The naming ceremony, wherein an auspicious name, keeping in tune with one’s own custom, is given to the child. For the past several thousand years, the child is named after a chosen Deity or after some elder in the family. This too is done on the tenth day or thirty days after the birth of the child.
For six months no external food other than mother's breast milk is prescribed for a newborn baby. This is in line with modern medical conventions. After the sixth month the child is fed with the boiled and smashed food after offering it to ‘soma’, the deity of herbs, or as in present days to a chosen Deity (Ishta Devata).
Chaula is the tonsure ceremony. This is done on completion of one year after the birth or in the third year after birth. The hair with which the child was born is not to be cut until then. With appropriate mantras chanted, the hair is tonsured. This helps in the healthy growth of hair. Presently, it has become a custom to offer the first growth of hair to the family Deity.
This rite is nowadays accompanied with ear-piercing, called Karna-Veda. The incision made in the ear lobes is not to serve just like the ornamental purpose, but according to the practitioners of the Accu-pressure, the ear-lobes are the point that carries the energy channels to facilitate strong memory. Thus by piercing the earlobes and wearing a stud, constant pressure was applied in the area, helping in the retention of learning.
This is the rite in which the male child is made eligible to learn the Vedic scriptures. The term ‘Upanayana’ means ‘taking closer’ (Upa – near, Nayana – leading). This ceremony grants the child an entry into the Gurukula (Abode of teacher) where he is taken closer to the teacher. It also could be interpreted to mean a rite that takes the boy closer to wisdom (for the word Veda, means knowledge) closer to God (for, to know the true nature of the God, one needs the support of Vedic wisdom).
This is one of the major ceremonies to be undergone by the child. The Brahmanas, Kshatriyas, and the Vaishyas were all eligible to be initiated into Vedic wisdom through the Upanayana ceremony.
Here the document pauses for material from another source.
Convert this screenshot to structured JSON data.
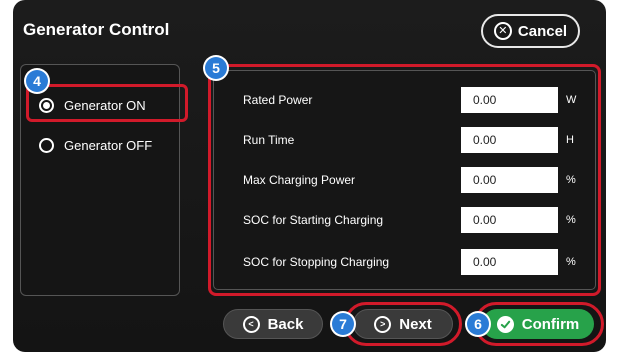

Though at present, it is practiced mostly by the Brahmins. The Upanayana ceremony has three major rites within it apart from the other minor ancillary rites.
The Shodasha Samskaaras - Part 2